To further decrease the chances of bleeding and swelling, your doctor may ask that you follow these precautions for several weeks after surgery:

  • Avoid strenuous activities such as aerobics and jogging.

  • Don’t swim.

  • Don’t blow your nose.

  • Avoid foods that require heavy chewing.

  • Avoid large facial expressions, such as smiling or laughing.

  • Brush your teeth gently to limit movement of your upper lip.

  • Wear clothes that fasten in the front; don’t pull clothing, such as shirts or sweaters, over your head.

In addition, don’t rest eyeglasses or sunglasses on your nose for at least eight weeks after the surgery, to prevent pressure on your nose. Also, avoid exposing your skin to the sun for some time after surgery. Too much sun may cause permanent irregular discoloration in the skin of your nose.
Some temporary swelling, black-and-blue discoloration of your eyelids and numbness can occur for two to three weeks after nasal surgery.
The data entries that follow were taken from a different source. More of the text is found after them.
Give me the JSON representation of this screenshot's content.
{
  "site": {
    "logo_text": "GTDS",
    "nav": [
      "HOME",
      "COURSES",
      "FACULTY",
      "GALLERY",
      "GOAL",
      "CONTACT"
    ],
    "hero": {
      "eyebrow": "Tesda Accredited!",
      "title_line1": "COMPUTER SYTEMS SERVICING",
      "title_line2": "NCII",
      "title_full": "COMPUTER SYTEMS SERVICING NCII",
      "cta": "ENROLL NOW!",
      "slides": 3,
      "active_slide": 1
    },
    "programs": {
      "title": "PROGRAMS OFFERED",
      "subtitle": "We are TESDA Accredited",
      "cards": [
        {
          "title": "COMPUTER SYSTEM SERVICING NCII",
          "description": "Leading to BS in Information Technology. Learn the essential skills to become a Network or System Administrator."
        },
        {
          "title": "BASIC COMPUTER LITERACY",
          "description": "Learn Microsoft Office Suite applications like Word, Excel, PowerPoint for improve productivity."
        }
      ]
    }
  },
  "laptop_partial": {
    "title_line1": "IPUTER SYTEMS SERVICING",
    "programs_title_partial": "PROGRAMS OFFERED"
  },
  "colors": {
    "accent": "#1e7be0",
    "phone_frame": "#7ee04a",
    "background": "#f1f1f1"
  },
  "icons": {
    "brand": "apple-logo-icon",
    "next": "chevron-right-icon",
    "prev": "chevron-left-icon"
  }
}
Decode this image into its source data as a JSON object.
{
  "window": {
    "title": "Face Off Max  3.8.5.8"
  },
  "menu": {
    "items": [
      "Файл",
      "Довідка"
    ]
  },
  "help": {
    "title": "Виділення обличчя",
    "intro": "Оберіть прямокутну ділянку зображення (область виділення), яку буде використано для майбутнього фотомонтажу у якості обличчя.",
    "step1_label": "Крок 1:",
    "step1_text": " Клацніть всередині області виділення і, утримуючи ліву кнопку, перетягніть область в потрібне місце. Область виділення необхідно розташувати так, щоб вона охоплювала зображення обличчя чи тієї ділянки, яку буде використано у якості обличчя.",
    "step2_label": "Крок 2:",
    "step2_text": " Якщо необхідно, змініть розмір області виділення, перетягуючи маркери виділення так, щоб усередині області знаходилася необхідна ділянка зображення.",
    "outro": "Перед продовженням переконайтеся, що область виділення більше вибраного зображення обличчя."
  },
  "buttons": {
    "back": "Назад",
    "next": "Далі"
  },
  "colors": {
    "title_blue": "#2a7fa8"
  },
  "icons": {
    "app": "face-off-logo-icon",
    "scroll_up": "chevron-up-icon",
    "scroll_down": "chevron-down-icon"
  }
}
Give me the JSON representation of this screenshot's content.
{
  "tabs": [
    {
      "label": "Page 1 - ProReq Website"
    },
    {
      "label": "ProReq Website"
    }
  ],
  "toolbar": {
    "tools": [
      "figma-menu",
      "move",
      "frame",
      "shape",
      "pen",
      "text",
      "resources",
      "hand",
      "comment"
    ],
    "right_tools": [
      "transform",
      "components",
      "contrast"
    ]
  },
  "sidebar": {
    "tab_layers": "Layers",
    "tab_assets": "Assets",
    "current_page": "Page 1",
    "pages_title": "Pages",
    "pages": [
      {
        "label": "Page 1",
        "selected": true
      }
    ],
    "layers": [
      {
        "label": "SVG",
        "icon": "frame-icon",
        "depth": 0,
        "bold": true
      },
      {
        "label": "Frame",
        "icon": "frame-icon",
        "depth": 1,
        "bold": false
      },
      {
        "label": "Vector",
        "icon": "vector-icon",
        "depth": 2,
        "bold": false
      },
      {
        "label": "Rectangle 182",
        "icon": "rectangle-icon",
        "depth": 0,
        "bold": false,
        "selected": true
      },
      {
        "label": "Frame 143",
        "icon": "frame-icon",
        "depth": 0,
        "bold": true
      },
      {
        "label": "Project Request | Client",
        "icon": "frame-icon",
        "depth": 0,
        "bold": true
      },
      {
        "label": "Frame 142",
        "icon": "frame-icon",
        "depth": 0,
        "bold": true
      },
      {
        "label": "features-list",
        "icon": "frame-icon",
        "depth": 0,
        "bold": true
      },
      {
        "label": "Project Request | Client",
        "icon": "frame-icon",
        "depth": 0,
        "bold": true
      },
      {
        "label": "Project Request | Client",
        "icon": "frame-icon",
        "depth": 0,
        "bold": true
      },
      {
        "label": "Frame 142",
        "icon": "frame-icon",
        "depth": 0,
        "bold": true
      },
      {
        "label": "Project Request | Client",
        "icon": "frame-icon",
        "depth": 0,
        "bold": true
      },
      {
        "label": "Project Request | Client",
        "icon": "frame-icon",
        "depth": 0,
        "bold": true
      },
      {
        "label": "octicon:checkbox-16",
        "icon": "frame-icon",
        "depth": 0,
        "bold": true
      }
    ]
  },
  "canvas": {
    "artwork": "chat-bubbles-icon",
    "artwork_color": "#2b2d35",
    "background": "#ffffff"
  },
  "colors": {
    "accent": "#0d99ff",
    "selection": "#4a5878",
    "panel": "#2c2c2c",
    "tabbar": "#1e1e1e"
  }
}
Ice packs or cold compresses can help reduce swelling and discoloration around your eyes.
Because of the slow healing process, you might not see the final results of your surgery for up to a year.

Results

Very slight changes to the structure of the nose, often measured in millimeters, can make a large difference in how your nose looks. Most of the time, an experienced surgeon can get results both of you are satisfied with. But in some cases, the slight changes aren’t enough, and you and your surgeon might opt for a second surgery for further refinements. If this is the case, you must wait at least a year for the follow-up surgery, because your nose can undergo changes during this time.